## WORK TO COMPLETE
Your task is to copy the data exactly while leaving out every picture.

## THE DATA

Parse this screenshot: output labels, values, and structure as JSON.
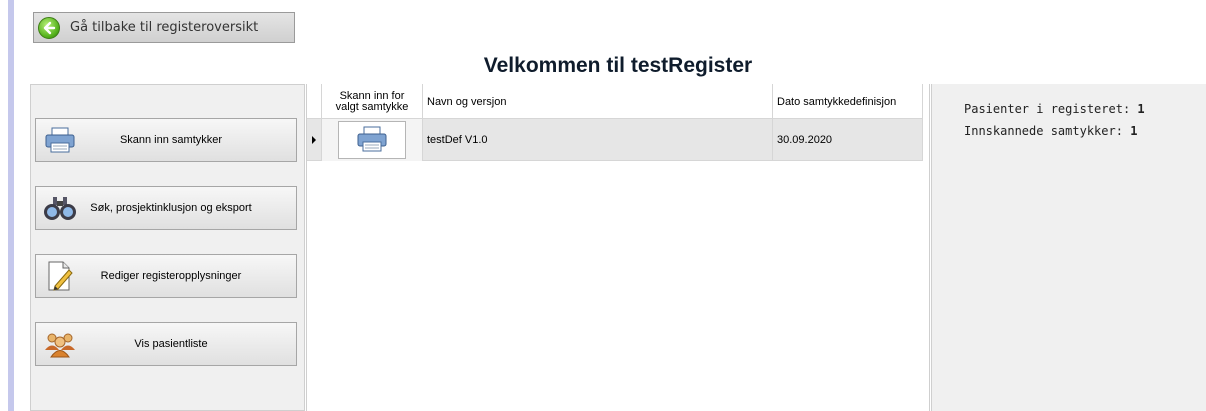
{
  "back_button": {
    "label": "Gå tilbake til registeroversikt",
    "icon": "back-arrow-icon"
  },
  "page_title": "Velkommen til testRegister",
  "actions": [
    {
      "label": "Skann inn samtykker",
      "icon": "printer-icon"
    },
    {
      "label": "Søk, prosjektinklusjon og eksport",
      "icon": "binoculars-icon"
    },
    {
      "label": "Rediger registeropplysninger",
      "icon": "edit-document-icon"
    },
    {
      "label": "Vis pasientliste",
      "icon": "patients-icon"
    }
  ],
  "grid": {
    "columns": [
      "Skann inn for\nvalgt samtykke",
      "Navn og versjon",
      "Dato samtykkedefinisjon"
    ],
    "rows": [
      {
        "scan_icon": "printer-icon",
        "name": "testDef V1.0",
        "date": "30.09.2020"
      }
    ]
  },
  "stats": {
    "patients_label": "Pasienter i registeret:",
    "patients_value": "1",
    "scanned_label": "Innskannede samtykker:",
    "scanned_value": "1"
  }
}
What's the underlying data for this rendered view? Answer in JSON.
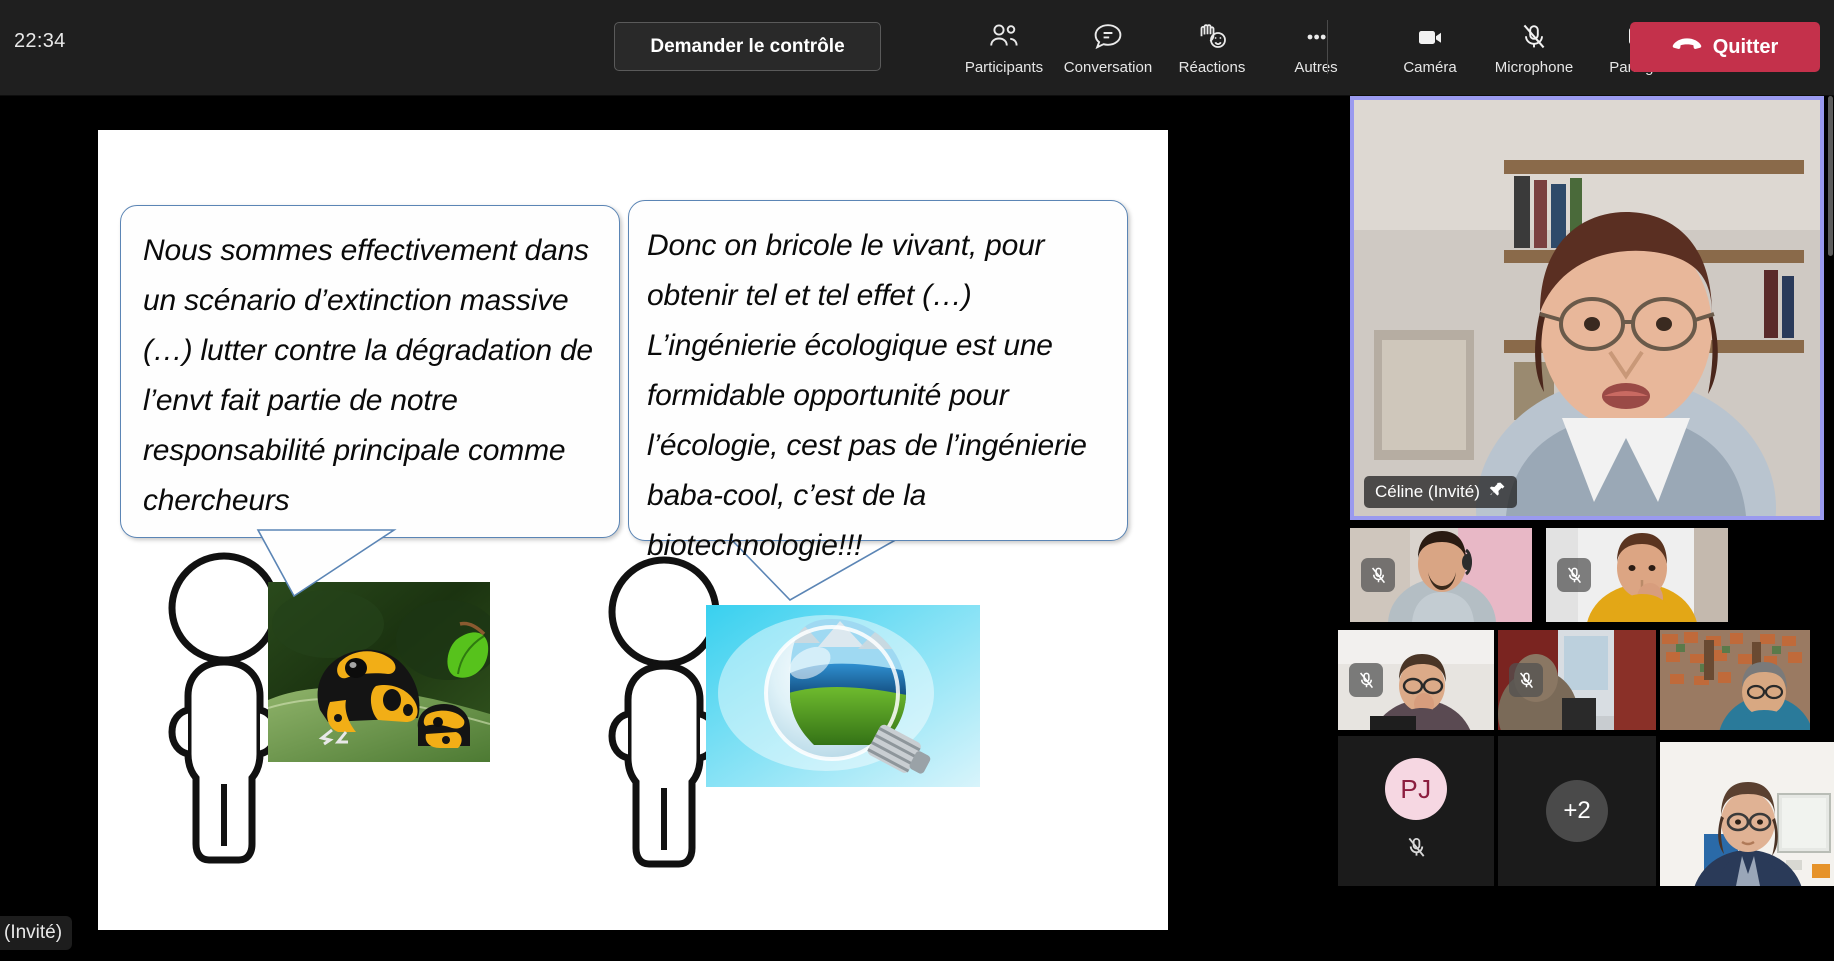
{
  "meeting": {
    "timer": "22:34",
    "request_control_label": "Demander le contrôle",
    "leave_label": "Quitter",
    "accent_red": "#c4314b",
    "active_speaker_border": "#9a9aef",
    "toolbar_bg": "#1f1f1f"
  },
  "toolbar": {
    "items": [
      {
        "label": "Participants",
        "icon": "participants-icon"
      },
      {
        "label": "Conversation",
        "icon": "chat-icon"
      },
      {
        "label": "Réactions",
        "icon": "reactions-icon"
      },
      {
        "label": "Autres",
        "icon": "more-icon"
      }
    ],
    "right_items": [
      {
        "label": "Caméra",
        "icon": "camera-icon",
        "state": "on"
      },
      {
        "label": "Microphone",
        "icon": "microphone-muted-icon",
        "state": "muted"
      },
      {
        "label": "Partager",
        "icon": "share-icon",
        "state": "off"
      }
    ]
  },
  "slide": {
    "bubble_left": "Nous sommes effectivement dans un scénario d’extinction massive (…) lutter contre la dégradation de l’envt fait partie de notre responsabilité principale comme chercheurs",
    "bubble_right": "Donc on bricole le vivant, pour obtenir tel et tel effet (…) L’ingénierie écologique est une formidable opportunité pour l’écologie, cest pas de l’ingénierie baba-cool, c’est de la biotechnologie!!!",
    "figure_left_name": "stick-figure-left",
    "figure_right_name": "stick-figure-right",
    "photo_left_alt": "Grenouille venimeuse jaune et noire sur une feuille",
    "photo_right_alt": "Ampoule contenant un paysage de nature",
    "bubble_border_color": "#5b85b5"
  },
  "rail": {
    "active_speaker": {
      "name": "Céline (Invité)",
      "pinned": true,
      "pin_icon": "pin-icon"
    },
    "participants": [
      {
        "id": "p1",
        "muted": true,
        "video": true
      },
      {
        "id": "p2",
        "muted": true,
        "video": true
      },
      {
        "id": "p3",
        "muted": true,
        "video": true
      },
      {
        "id": "p4",
        "muted": true,
        "video": true
      },
      {
        "id": "p5",
        "muted": false,
        "video": true
      },
      {
        "id": "p6",
        "muted": false,
        "video": true
      }
    ],
    "avatar": {
      "initials": "PJ",
      "muted": true,
      "bg": "#f6d7e2",
      "fg": "#8c1d3f"
    },
    "overflow": {
      "label": "+2"
    }
  },
  "overlay": {
    "cut_name_label": "(Invité)"
  }
}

## WRITTEN SOLUTION
Parse this screenshot: output labels, values, and structure as JSON.
{
  "back_button": {
    "label": "Gå tilbake til registeroversikt",
    "icon": "back-arrow-icon"
  },
  "page_title": "Velkommen til testRegister",
  "actions": [
    {
      "label": "Skann inn samtykker",
      "icon": "printer-icon"
    },
    {
      "label": "Søk, prosjektinklusjon og eksport",
      "icon": "binoculars-icon"
    },
    {
      "label": "Rediger registeropplysninger",
      "icon": "edit-document-icon"
    },
    {
      "label": "Vis pasientliste",
      "icon": "patients-icon"
    }
  ],
  "grid": {
    "columns": [
      "Skann inn for\nvalgt samtykke",
      "Navn og versjon",
      "Dato samtykkedefinisjon"
    ],
    "rows": [
      {
        "scan_icon": "printer-icon",
        "name": "testDef V1.0",
        "date": "30.09.2020"
      }
    ]
  },
  "stats": {
    "patients_label": "Pasienter i registeret:",
    "patients_value": "1",
    "scanned_label": "Innskannede samtykker:",
    "scanned_value": "1"
  }
}
What's the underlying data for this rendered view? Answer in JSON.
{
  "meeting": {
    "timer": "22:34",
    "request_control_label": "Demander le contrôle",
    "leave_label": "Quitter",
    "accent_red": "#c4314b",
    "active_speaker_border": "#9a9aef",
    "toolbar_bg": "#1f1f1f"
  },
  "toolbar": {
    "items": [
      {
        "label": "Participants",
        "icon": "participants-icon"
      },
      {
        "label": "Conversation",
        "icon": "chat-icon"
      },
      {
        "label": "Réactions",
        "icon": "reactions-icon"
      },
      {
        "label": "Autres",
        "icon": "more-icon"
      }
    ],
    "right_items": [
      {
        "label": "Caméra",
        "icon": "camera-icon",
        "state": "on"
      },
      {
        "label": "Microphone",
        "icon": "microphone-muted-icon",
        "state": "muted"
      },
      {
        "label": "Partager",
        "icon": "share-icon",
        "state": "off"
      }
    ]
  },
  "slide": {
    "bubble_left": "Nous sommes effectivement dans un scénario d’extinction massive (…) lutter contre la dégradation de l’envt fait partie de notre responsabilité principale comme chercheurs",
    "bubble_right": "Donc on bricole le vivant, pour obtenir tel et tel effet (…) L’ingénierie écologique est une formidable opportunité pour l’écologie, cest pas de l’ingénierie baba-cool, c’est de la biotechnologie!!!",
    "figure_left_name": "stick-figure-left",
    "figure_right_name": "stick-figure-right",
    "photo_left_alt": "Grenouille venimeuse jaune et noire sur une feuille",
    "photo_right_alt": "Ampoule contenant un paysage de nature",
    "bubble_border_color": "#5b85b5"
  },
  "rail": {
    "active_speaker": {
      "name": "Céline (Invité)",
      "pinned": true,
      "pin_icon": "pin-icon"
    },
    "participants": [
      {
        "id": "p1",
        "muted": true,
        "video": true
      },
      {
        "id": "p2",
        "muted": true,
        "video": true
      },
      {
        "id": "p3",
        "muted": true,
        "video": true
      },
      {
        "id": "p4",
        "muted": true,
        "video": true
      },
      {
        "id": "p5",
        "muted": false,
        "video": true
      },
      {
        "id": "p6",
        "muted": false,
        "video": true
      }
    ],
    "avatar": {
      "initials": "PJ",
      "muted": true,
      "bg": "#f6d7e2",
      "fg": "#8c1d3f"
    },
    "overflow": {
      "label": "+2"
    }
  },
  "overlay": {
    "cut_name_label": "(Invité)"
  }
}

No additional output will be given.